Wednesday, September 2, 2009

Demographics - Self Reported Spending Collapses...

By my math, the self-reported spending of Baby Boomers is down nearly 35% in 2009 from 2008. Personally, I think that number is probably way closer to reality than most of the government reported statistics. It is reflective of a collapse in credit and is not reflective of inflation… loss of confidence perhaps, but not inflation.

A very interesting article, demographic trends are important to keep in mind. The Baby Boom generation is a huge influence, for the most part they pulled their future incomes forward in time and now it’s time to pay the Piper (ht Bud).
Boomers’ Spending, Like Other Generations’, Down Sharply

Most generations’ reported spending down $30 per day from last year

by Jeffrey M. Jon

PRINCETON, NJ -- Baby boomers' self-reported average daily spending of $64 in 2009 is down sharply from an average of $98 in 2008. But baby boomers -- the largest generational group of Americans -- are not alone in pulling back on their consumption, as all generations show significant declines from last year. Generation X has reported the greatest spending on average in both years, and is averaging $71 per day so far in 2009, down from $110 in 2008.

According to Gallup's estimates, 36% of U.S. adults are part of the baby boom generation (born between 1946 and 1964), making it easily the largest of the five most commonly defined generations. At 24%, Generation X is the next largest.

With baby boomers constituting the largest bloc of U.S. consumers, their spending habits have a proportionately greater effect on the economy, given that consumer spending accounts for about two-thirds of the total gross domestic product.

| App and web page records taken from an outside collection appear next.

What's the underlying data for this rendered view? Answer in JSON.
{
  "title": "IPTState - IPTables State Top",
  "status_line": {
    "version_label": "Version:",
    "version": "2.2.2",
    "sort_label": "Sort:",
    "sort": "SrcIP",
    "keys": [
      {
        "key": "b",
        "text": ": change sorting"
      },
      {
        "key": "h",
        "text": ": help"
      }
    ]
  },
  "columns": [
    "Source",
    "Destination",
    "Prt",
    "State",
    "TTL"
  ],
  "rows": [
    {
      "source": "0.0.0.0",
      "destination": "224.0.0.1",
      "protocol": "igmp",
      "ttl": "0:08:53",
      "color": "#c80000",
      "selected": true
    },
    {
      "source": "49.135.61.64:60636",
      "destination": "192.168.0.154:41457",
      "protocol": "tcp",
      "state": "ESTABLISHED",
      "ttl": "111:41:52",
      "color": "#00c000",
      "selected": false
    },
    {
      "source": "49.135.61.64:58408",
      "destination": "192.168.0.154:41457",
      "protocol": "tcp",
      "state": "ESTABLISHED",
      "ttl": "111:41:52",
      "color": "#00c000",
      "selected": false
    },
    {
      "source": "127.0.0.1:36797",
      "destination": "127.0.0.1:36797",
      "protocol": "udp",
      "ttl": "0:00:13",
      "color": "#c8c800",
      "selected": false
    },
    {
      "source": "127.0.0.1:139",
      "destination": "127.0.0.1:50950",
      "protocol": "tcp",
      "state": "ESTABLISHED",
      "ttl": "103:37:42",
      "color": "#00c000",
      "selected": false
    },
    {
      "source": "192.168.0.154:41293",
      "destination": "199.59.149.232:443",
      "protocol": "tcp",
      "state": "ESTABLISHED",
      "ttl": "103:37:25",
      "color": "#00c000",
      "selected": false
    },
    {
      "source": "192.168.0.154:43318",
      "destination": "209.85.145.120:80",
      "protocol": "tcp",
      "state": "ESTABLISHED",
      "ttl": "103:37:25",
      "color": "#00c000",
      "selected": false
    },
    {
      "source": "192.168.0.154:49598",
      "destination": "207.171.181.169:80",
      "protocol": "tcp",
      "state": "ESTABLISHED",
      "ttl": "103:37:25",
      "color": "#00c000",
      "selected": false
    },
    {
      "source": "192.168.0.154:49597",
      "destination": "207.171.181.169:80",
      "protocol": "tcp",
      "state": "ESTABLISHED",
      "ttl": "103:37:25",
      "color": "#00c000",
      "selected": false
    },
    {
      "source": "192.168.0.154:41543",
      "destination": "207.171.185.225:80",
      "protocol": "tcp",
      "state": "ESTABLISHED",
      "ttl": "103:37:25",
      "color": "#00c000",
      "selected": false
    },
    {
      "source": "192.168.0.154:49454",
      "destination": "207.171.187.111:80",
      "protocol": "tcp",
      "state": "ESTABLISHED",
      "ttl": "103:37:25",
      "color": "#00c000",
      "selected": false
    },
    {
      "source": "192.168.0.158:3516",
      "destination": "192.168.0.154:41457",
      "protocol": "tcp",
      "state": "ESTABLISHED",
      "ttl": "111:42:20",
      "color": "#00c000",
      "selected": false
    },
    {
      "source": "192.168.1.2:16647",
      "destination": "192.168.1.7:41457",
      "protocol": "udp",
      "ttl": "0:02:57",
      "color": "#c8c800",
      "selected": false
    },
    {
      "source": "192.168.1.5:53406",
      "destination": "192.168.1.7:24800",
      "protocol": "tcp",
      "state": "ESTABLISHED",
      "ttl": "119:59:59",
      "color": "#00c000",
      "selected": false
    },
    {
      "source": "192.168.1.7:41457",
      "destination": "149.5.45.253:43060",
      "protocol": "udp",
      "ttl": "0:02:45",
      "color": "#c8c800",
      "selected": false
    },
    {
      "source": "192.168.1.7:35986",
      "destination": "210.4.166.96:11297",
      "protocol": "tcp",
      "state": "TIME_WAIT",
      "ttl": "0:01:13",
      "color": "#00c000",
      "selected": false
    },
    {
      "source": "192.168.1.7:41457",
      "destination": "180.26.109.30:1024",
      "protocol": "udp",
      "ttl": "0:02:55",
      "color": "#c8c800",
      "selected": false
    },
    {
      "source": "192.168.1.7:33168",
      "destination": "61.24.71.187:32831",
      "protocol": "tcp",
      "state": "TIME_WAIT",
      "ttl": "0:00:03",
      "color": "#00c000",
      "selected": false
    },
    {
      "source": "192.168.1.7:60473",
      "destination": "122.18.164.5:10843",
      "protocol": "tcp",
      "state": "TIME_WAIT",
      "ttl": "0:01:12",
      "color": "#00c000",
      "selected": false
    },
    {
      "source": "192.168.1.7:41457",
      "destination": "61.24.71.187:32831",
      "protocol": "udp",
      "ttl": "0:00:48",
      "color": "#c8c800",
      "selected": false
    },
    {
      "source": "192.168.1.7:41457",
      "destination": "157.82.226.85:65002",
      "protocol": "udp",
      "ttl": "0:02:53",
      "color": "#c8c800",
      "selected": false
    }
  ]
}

Some experts attribute the sustained economic growth of the 1980s and 1990s to the fact that baby boomers reached their peak earning (and spending) years during this time. As they now near retirement age, the concern is that baby boomers will pull back on spending to make up for the losses suffered in their retirement savings over the past year, hindering an economic recovery.

Data from Gallup's Daily tracking survey -- which asks U.S. consumers to report how much they spent "yesterday," excluding normal household bills and major purchases such as homes and cars -- suggest boomers have already pulled back significantly this year from their reported average spending levels in 2008 (the Gallup Daily survey began in 2008, so data from prior years are not available).

But the fact that all American generations seem to be pulling back sharply on spending -- even as optimism about the future of the U.S. economy has increased -- does not bode well for a strong economic recovery in the near term.

While baby boomers' sheer numbers make their influence on the national economy greater than that of any other generation, their average reported spending is actually lower than that of Generation X. In 2009, average reported daily spending among Gen X'ers is $71, while it is $64 among baby boomers. Last year, the figures were $110 and $98, respectively. Higher spending among Generation X is not a function of greater income, as the two groups have similar income distributions.

The most likely reason for the difference is that 71% of Gen X'ers have children under 18, according to Gallup estimates. Gallup has found the presence of young children in the household to be a major predictor of reported spending (in 2008 and 2009, the difference in reported average spending between parents with children under age 18 and non-parents was about $20). By comparison, only about one in four baby boomers have children under age 18.

Also notable in the data is the fact that reported spending by Millennials thus far in 2009 ($61) is roughly on par with that of baby boomers ($64). This is the case even though Millennials' reported income is quite a bit lower on average than baby boomers'.

Bottom Line

Baby boomers have pulled back considerably on their spending this year, but they are not alone in doing so. Gallup finds significant declines among all generations in average reported daily spending in 2009 compared to 2008. Given that consumer spending is the primary engine of the U.S. economy, it's not clear how much the economy can grow unless spending increases from its current low levels. But spending may not necessarily be the best course of action for baby boomers as they approach retirement age and prepare to rely on Social Security and their retirement savings as primary sources of income. Indeed, the two generations consisting largely of retirement-age Americans consistently show the lowest levels of reported spending.

* note that Survey Methods can be found by following the above link at the end of the article.